- Cycling Club
- Eastern Mennonite Student Women's Association (EMSWA)
- Engineers for a Sustainable World at EMU (ESW)
- EMU Explore
- EMU Ultimate
- Every Nation Campus (ENC)
- International Student Organization (ISO)
- Latino Student Alliance (LSA)
- Peace Fellowship
- Safe Space
- Sustainable Food Initiative (SFI)
- Young Democrats
Engaging in peacebuilding practice is an essential aspect of the CJP experience. As we seek to prepare reflective practitioners for the field, CJP offers a diverse range of practice opportunities for students. We encourage you to take advantage of some of these opportunities during your time here, be it in Harrisonburg, your community, or elsewhere. For CJP, practice is the skills, knowledge and processes we use to make the change we want to see happen. I work closely with student practitioners to identify areas of interest and support them before, during and after their practice, ensuring ample reflection and learning opportunities.
Areas of peacebuilding practice
CJP takes a broad view of forms of peacebuilding practice. These areas include, but are not limited to:
- Peacebuilding & conflict transformation
- Conflict analysis
- Advocacy and activism
- Circle processes
- Monitoring and evaluation
- Project design and management
- Racial justice work
- Organizational development
- Restorative justice
- Dialogue facilitation
- Peacebuilding and the arts
- Leadership coaching
- Trauma awareness training
- Training in peacebuilding
- Action research
Practice opportunities are different than the practicum as they occur during the student’s first three semesters at CJP. Practice opportunities may be here at EMU, within the Harrisonburg community, or at other national and international locations.
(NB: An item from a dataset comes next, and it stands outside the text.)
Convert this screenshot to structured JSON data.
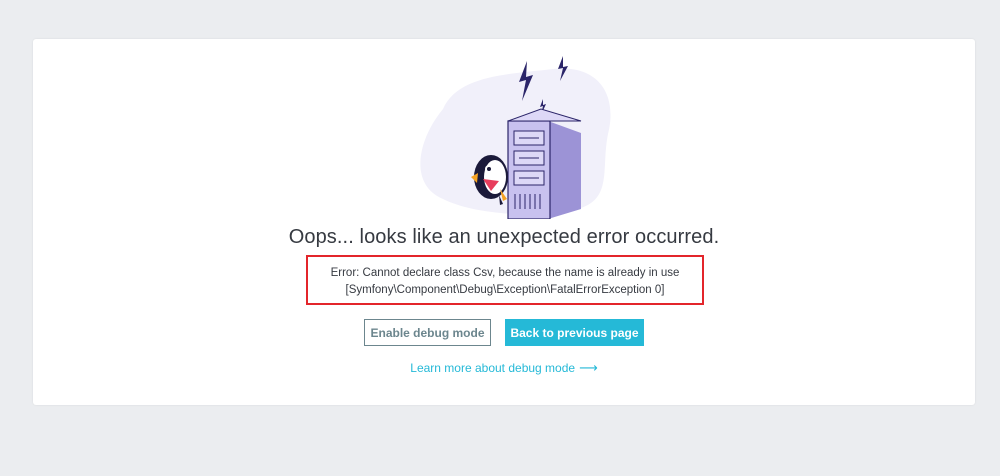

Most practice opportunities are part of academic coursework, volunteer work, or paid opportunities outside of the classroom. In some cases, short one-time practice opportunities may arise for students, such as conducting mediation or facilitating a one-time dialogue. In some classes, professors will integrate practice work into the course. In other cases, CJP may have a grant to pay students for practice.
Past practice opportunities have included:
- Recommending restorative options for hazing violations to the Office of Judicial Affairs at James Madison University
- Leading a community dialogue around same-sex marriage
- Evaluating a social justice carnival
- Leading a circle process training for local police, teachers, and administrators
- Conducting focus group research for a reconciliation initiative in Sierra Leone
- Researching community adoption of riparian practices in Bergton, VA
- Facilitating an online strategic planning for a local environmental organization
What Our Students Say
I came to CJP to deepen my knowledge, skills and practice in restorative and transformative justice. As someone who lives, works and parents in California, the ability to do an entire graduate certificate remotely was the only way I could have participated in CJP. I am grateful for all that I am bringing back to my community and my work as an action researcher.Ilinisa Hendrickson, GCRJ ‘21
I came to CJP to deepen my knowledge, skills and practice in restorative and transformative justice. As someone who lives, works and parents in California, the ability to do an entire graduate certificate remotely was the only way I could have participated in CJP. I am grateful for all that I am bringing back to my community and my work as an action researcher.